Wednesday, February 21, 2007

Scientists & Religion - incompatable?

So I read an interesting piece over at the New York Times a couple of days ago, and it really got me thinking. They talk about Marcus R. Ross, a young earth creationist whose Ph.D dissertation in archeology was on a period of time in the earth's history believed to have occured 65 million years ago according to modern geology. The thing is, Ross, as a young earth creationist believes that the earth is much, much younger than that (probably on the order of 10,000 years). I honestly believe that the age of the earth is still an open question, and seeing as how I am not an expert in that field I will not even try to go there, not too mention I am still trying to reconcile what I know of the science and the story of Genesis.

The whole point of the article seems to be some kind of controversy about the fact that Ross's dissertation involves an age of the earth that he doesnt believe in personally. The question many people in the article seem to be asking is whether the work is of equal value as someone who believes in the current dogma of archeology, that the earth is ~4 billion years old (give or take a few millenia).

Many people who object to Ross getting the Ph.D. think that everything he did is no good or that any future work will be tainted because of the fact that he did research that goes against his professed beliefs. In other words, they believe that you have to believe everything in a particular field to do research in it. That just sounds like a bunch of hogwash to me. The guy mastered knowledge in a particular field and carried out original research, which last time I checked was the point of a Ph.D.

There is an even bigger objection though, and that is that now that Ross has a Ph.D in geology he will use his credentials to bolster claims about a young earth. The problem is, it does not appear to me that Ross has performed any original research into the actual age of the earth (although that is probably going to be the focus of his research now). Until he does that, why should anyone believe anything he says about the age of the earth? Once the guy can carry out any decent critique or does his own research on the subject, then he might be worth listening to, but not yet. Yes, he has had to learn a lot about the basic background about how one determines the age of the earth for his research, but I doubt that he did a lot of actual rock dating himself. I am assuming his research encompassed a very small sliver of all of geology, it would have to in order to only take 4 years of his time.

I guess the whole point of all this is to say that I dont think one has to believe everything about a field in order to do research in it, and that just because you have a Ph.D. does not make one an expert on the entire field, and therefore worth listening to about areas unrelated to ones research. I will (hopefully) have a Ph.D. in Chemistry within a couple of years, but that does not make me an expert on all areas of chemistry. Far from it. So if I offer my opinion on organic or inorganic chemistry (or many other areas I know very little about), it should be worth very little compared to someone who is working in that area. Likewise listening to someone with a Ph.D. in geology talking about the age of the earth, whose area of expertise is on a specific group of fossils, not on figuring out when they all existed (I am assuming that, as I have not read his actual dissertation).

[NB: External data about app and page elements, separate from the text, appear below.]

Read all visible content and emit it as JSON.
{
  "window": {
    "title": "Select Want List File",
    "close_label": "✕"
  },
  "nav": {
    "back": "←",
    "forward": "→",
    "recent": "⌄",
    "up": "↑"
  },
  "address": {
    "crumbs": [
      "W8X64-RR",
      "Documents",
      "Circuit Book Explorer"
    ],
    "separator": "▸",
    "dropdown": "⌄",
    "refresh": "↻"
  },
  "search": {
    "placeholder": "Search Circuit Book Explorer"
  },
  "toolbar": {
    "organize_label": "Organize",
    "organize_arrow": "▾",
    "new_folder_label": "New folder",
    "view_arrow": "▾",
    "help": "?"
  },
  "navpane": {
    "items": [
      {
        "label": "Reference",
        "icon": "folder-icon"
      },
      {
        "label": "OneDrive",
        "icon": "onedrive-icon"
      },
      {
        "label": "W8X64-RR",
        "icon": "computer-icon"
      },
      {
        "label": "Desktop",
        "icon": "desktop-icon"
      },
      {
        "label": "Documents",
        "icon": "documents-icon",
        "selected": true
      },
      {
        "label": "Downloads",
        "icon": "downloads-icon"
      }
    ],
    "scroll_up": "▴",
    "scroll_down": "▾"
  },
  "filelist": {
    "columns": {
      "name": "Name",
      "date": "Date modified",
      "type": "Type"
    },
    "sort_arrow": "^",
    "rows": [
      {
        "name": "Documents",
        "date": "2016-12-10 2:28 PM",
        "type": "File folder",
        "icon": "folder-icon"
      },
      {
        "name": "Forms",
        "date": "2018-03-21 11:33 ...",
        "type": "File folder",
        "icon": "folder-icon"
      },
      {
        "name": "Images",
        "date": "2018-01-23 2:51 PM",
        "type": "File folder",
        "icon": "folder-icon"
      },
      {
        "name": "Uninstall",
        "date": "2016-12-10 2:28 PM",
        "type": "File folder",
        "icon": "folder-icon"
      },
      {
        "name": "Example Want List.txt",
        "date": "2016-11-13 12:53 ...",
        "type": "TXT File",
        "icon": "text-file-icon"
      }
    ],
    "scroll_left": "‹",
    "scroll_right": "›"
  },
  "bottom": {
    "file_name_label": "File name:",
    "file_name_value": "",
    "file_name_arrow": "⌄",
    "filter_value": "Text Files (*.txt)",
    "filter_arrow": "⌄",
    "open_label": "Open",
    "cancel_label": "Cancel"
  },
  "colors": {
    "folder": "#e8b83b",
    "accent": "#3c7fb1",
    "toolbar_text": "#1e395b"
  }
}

Other commentaries on Ross (scientific community): Moran on Ross, What is science

Any other comments?

1 comment:

Mrs. D. said...

So true! The only thing worse is when celebutants offer their opinion on politics :-)